| 11:00 AM local time Thursday 29th. 16 56 N 122 48 W. Temp. 73, Humidity
70%, cloud cover 100%. Seas NE 3 meters. Wind NE 10k.|
The crew of Maverick sends its warmest regards and wishes to apologize
for the recent lack of correspondence, occasioned by the Captain's ill
humor, which had improved somewhat this morning resulting in reduced
floggings. This absence of goodwill was prompted for the most part by
the conditions here at sea, which have been trying his patience.
Before we expand on that we'd like to announce that we have three
winners in the grammar sweepstakes. Two of these, Theresa Fisher and Jim
Mead, are federal employees, which should give us all a comforting
thought about the people in charge of our nuclear weapons. The third,
Elizabeth Spinner, is a bit overqualified in that she teaches English
composition at the college level, whereas the grammatical error was jr.
high all the way. And no, airfare is not included in the prize.
Now, let's review where we stand.
When last heard from, things were going quite well. Weather was
improving and the Captain was enthusiastic about the chess game being
played with the Pacific High, which was turning in the boys' favor.
Although we all know this was 98% luck, let him have his little conceit
that his strategy paid off.
It was key to traverse the high without using precious fuel, which must
be preserved for the crossing of the Doldrums, so it was of some concern
when the weather fax showed the high to the southeast of us and moving
west. If it parked below us it might mean days of no wind, but the
weatherfax had it moving further west. So we moved to the southeast in
anticipation of the high's progress, believing the position the fax
placed it in in 24 hours. And indeed as predicted the high moved
southwest of us the following day, and thus we were able to sail dead
down wind and proceed south. On Thursday 22nd we set the Genoa and
drifter on poles and sailed 180 true. Sunday the 25th the wind freshened
as the high moved further west and we elected to hand the drifter and
made good progress under the genny alone. Our spirits were high as we
were going fast and it would be only a short while before we would find
the northeast trades which would bring, we had reason to believe, good
weather, long gentle swells, and a steady breeze. We were shortly to be
On Monday the wind veered to northeast and we dropped the pole, hoisted
the main, and headed up to remain on our course of 180 true or so. Here
were the tradewinds we had anticipated. The wind freshened to about
thirty knots and the seas became lumpy, with the main waves about 6 ft
every four seconds. Maverick was racing through this slop and beating
the crew silly so we had to shorten sail, first one, then two reefs in
the main, rolling up the furler one, and then two marks, and finally
dousing the headsail altogether to get the boat speed down to 5 knots.
Even at this, the motion on board was so violent that the crew got
almost no sleep that night.
The sloppy seas were, reasoned the Captain, caused by the collision of
the seas from the high, which were north, the seas from the trades,
which were northeast, and the swell remaining from the storms in the

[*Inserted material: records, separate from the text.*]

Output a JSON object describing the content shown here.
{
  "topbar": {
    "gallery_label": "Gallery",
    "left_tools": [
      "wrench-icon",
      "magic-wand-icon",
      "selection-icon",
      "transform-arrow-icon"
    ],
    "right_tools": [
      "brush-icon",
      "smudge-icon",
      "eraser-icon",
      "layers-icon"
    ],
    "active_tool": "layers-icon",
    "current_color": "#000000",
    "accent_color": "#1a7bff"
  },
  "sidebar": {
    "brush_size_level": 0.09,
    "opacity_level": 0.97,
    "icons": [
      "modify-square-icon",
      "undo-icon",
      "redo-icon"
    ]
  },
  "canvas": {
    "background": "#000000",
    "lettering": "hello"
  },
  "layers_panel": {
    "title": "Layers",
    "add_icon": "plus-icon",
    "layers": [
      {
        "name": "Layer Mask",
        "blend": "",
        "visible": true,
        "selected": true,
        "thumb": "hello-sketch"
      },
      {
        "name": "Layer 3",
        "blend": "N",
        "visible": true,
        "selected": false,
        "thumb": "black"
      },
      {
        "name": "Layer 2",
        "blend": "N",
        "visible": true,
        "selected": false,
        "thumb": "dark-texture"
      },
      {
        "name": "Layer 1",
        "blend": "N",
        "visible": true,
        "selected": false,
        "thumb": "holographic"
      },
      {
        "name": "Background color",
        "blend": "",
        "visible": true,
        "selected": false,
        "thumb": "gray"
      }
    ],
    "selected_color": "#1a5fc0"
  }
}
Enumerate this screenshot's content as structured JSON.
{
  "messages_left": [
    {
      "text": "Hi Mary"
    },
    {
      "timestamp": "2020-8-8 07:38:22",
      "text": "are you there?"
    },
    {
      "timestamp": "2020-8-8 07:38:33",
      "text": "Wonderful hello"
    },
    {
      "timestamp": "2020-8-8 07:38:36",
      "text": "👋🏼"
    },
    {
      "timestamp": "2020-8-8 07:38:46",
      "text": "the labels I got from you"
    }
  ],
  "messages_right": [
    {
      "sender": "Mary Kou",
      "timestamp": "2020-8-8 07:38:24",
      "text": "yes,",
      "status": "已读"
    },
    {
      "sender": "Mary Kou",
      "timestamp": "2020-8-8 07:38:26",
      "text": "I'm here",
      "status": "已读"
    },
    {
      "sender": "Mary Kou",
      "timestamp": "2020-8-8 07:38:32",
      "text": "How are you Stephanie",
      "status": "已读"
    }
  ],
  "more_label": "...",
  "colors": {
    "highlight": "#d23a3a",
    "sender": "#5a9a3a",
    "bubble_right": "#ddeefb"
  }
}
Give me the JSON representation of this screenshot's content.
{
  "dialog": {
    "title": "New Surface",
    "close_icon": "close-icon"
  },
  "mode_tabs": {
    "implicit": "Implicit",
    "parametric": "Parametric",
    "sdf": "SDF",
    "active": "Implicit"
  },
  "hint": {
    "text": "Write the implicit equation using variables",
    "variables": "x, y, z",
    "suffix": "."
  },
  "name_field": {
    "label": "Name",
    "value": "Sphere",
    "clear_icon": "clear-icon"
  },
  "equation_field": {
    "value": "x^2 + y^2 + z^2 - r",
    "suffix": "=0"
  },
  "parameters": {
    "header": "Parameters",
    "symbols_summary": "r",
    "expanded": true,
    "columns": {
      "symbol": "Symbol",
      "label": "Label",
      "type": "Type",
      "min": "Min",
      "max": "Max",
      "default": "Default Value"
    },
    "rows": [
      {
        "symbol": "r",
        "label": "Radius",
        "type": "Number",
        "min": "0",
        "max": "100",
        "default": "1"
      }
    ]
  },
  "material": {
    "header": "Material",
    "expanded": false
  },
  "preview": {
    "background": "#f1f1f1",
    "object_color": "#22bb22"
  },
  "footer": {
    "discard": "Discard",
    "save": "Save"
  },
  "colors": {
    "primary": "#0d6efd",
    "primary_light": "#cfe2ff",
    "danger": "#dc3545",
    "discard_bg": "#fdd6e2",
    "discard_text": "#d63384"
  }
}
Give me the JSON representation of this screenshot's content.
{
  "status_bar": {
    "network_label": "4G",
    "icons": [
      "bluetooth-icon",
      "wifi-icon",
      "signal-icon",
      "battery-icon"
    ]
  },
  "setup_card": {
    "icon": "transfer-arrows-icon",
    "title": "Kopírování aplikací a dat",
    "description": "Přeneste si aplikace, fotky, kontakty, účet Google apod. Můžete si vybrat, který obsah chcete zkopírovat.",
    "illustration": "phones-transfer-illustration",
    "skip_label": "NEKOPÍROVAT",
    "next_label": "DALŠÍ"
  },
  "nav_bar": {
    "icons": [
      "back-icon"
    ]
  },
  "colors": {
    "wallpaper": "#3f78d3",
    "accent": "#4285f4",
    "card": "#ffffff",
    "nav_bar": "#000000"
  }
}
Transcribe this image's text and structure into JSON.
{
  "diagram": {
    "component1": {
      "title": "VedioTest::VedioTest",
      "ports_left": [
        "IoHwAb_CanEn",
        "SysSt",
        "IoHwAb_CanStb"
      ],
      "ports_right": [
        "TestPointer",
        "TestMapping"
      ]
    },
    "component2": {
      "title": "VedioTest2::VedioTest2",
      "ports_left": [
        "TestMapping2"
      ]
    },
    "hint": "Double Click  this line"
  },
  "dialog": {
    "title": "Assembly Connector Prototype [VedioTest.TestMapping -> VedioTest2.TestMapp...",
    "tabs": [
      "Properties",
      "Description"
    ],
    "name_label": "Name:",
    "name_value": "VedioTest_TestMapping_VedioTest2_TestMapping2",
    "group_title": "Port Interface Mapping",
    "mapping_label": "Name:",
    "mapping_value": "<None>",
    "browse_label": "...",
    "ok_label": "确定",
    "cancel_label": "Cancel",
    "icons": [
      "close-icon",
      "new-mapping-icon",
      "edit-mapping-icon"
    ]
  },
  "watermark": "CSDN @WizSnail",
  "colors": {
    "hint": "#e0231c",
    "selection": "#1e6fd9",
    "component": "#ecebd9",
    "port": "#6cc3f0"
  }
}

gulf of Alaska, which were northwest. This produced a mess which was
uncomfortable and made ugly by the fact that, rather than clearing, the
skies had turned to monotonous altostratus from horizon to horizon, and
the mercilessly leaden aspect of the heavens made the seas that much
less friendly and slate gray. To add to the unpleasantness, the
temperature had actually dropped now that we were nearer the equator, so
the crew were back in their fuzzies at midday; and our friends the
Dolphins had ominously ceased their visits.
We have made reasonable progress, but it is now Thursday and although
the wind has decreased to 10-12 knots and the seas flattened a little
the situation is otherwise little changed. Now it should be pointed out
that nothing about the present situation is the least dangerous. In
fact, conditions are merely less pleasant than we would have liked, and
could of course be much worse. But unfortunately it seems they may
become somewhat so, as the wind is predicted to lighten so we may have a
long time to wallow in the bleak patch of ocean we have come upon. Fresh
food has finally run out, having outlasted by several days our most
optimistic projections; but it's canned goods from here on. Galley
specialist 1st class Terry Shrode has announced that tonight we have a
very nice "Sweet Polynesian Pineapple Princess Prepared Ham Parts Saute
with Corn and Water Chestnuts Soured by the Crew, Served Over Boiled
Domestic Brown Rice."
We saw our first flying fish today, so we're going to take that as a
good omen, there being a scarcity of other candidates.
Keep those cards and letters, email style, coming; and remember the best
way to contact us is to email
Terrulian@aol.com so that the messages can
be consolidated and so minimize our air time.